Trump should recognize that the use of military force always engenders the significant possibility of escalation into a larger, more prolonged and more deadly conflicts. Wars frequently erupt from miscalculations on both sides, and can rapidly spiral out of control — an especially dangerous risk with nuclear-armed opponents. The serious interagency debates that presidents have typically led before decisions about the use of force are designed precisely to minimize the chances for such miscalculations by carefully considering all other options before war. Trump’s expansive use of military power in his first 100 days has come with few dangerous consequences, further raising its allure. But military power is not a panacea. As he becomes a more seasoned commander-in-chief, Trump must also learn to value restraint and to integrate all of the elements of national power. Failing to see the dangers of the continuing reflexive use of military force will set the nation on a path of grave and unnecessary risk.
Arguments among his commanders and advisors did not help the situation. By late 1942 Hitler's subordinates had split into cliques that competed for increasingly scarce resources, while he remained the final arbiter of all disputes. His senior commanders felt free to contact him directly; they knew that the last man to brief him often got what he wanted. At other times, though, Hitler would cling to a decision stubbornly, regardless of its merits.
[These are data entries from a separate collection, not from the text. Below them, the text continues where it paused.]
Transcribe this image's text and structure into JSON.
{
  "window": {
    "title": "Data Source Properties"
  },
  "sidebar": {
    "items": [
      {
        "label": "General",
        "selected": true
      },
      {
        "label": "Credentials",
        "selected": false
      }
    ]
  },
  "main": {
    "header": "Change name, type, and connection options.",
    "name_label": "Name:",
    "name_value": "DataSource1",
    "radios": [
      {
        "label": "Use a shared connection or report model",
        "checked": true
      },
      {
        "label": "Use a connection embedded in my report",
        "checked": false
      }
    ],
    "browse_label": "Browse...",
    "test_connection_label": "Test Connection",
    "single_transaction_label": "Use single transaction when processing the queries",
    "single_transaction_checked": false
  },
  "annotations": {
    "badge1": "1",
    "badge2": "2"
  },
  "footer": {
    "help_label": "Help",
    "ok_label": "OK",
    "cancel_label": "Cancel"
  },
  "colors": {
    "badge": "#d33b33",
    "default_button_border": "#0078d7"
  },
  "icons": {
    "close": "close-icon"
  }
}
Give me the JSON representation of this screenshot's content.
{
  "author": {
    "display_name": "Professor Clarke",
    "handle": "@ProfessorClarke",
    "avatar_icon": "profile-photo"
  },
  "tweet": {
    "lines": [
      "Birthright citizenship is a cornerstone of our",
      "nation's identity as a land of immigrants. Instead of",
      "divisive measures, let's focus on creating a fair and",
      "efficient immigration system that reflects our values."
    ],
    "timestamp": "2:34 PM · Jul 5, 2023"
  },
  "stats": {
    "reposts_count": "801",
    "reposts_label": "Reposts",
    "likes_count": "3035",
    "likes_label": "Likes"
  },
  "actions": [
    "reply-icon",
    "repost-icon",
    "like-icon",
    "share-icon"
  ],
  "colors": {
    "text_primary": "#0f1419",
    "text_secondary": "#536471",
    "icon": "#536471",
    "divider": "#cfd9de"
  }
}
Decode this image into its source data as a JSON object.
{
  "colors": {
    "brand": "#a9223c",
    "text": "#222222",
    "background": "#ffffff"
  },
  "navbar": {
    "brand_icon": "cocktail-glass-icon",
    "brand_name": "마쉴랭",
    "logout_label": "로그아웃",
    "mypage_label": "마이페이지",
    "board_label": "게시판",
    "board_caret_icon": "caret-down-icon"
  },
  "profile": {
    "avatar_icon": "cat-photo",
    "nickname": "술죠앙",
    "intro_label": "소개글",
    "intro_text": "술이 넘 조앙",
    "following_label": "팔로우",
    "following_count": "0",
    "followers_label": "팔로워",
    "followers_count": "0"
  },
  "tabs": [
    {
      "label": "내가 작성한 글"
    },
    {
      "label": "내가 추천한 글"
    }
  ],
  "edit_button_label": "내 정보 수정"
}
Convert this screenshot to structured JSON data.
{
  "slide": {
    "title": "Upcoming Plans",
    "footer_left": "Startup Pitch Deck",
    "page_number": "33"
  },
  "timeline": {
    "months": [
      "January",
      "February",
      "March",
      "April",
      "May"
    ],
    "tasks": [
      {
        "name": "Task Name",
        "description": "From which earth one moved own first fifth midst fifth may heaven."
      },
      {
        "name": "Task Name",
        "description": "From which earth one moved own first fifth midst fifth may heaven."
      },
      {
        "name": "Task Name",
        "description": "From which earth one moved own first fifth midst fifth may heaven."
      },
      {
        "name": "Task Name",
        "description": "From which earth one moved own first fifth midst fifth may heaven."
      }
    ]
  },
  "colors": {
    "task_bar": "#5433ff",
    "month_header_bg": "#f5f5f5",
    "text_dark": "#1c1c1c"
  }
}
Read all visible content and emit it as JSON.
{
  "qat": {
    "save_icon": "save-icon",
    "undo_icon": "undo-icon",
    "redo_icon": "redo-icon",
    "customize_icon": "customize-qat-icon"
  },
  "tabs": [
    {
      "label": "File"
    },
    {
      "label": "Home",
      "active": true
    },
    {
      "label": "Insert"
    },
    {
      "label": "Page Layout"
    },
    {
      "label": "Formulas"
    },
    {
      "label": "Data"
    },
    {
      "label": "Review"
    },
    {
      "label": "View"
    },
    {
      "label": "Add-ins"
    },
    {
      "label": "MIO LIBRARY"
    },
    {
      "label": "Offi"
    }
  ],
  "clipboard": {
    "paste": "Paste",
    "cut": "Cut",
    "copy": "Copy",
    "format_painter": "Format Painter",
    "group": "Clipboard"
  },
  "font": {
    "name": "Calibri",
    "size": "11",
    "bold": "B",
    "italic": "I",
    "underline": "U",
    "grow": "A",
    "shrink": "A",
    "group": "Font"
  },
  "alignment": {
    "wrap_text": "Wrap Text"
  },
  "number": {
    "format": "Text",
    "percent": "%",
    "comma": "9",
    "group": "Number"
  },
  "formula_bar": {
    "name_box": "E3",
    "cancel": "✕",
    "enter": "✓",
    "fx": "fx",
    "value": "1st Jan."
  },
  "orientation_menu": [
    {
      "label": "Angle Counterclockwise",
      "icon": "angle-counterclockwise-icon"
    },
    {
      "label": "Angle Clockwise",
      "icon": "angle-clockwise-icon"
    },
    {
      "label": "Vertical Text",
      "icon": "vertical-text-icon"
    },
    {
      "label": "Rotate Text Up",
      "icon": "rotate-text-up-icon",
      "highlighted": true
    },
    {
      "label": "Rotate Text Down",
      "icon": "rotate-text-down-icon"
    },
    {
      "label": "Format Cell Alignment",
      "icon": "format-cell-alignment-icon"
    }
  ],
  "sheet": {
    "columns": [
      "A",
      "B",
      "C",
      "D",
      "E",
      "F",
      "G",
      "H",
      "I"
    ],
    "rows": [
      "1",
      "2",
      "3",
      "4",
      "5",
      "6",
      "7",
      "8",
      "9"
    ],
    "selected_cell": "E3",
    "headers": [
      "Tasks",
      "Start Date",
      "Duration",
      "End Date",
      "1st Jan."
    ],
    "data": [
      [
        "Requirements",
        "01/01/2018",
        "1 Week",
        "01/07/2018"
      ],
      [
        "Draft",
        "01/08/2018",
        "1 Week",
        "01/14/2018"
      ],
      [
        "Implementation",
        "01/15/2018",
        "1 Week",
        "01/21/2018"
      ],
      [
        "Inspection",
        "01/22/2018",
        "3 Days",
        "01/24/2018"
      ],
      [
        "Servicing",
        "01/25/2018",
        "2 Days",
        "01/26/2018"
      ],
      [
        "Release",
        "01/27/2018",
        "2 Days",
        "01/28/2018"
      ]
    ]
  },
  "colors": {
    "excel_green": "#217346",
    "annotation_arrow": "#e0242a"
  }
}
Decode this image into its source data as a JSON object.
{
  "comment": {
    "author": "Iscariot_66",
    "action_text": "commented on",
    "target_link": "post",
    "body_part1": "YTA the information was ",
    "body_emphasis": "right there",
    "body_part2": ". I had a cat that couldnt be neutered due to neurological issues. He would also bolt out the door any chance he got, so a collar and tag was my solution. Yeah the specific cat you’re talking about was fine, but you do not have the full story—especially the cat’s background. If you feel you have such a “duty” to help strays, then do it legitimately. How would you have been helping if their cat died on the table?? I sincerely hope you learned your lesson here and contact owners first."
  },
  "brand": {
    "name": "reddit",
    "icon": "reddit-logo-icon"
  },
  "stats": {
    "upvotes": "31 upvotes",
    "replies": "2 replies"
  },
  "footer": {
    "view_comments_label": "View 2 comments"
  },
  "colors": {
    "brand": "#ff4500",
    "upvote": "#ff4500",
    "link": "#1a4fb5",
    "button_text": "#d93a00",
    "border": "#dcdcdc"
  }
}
His decision to attack in the Ardennes in 1944 is one good example: his commanders tried, both directly and indirectly, to persuade him to adopt a more realistic plan, without success.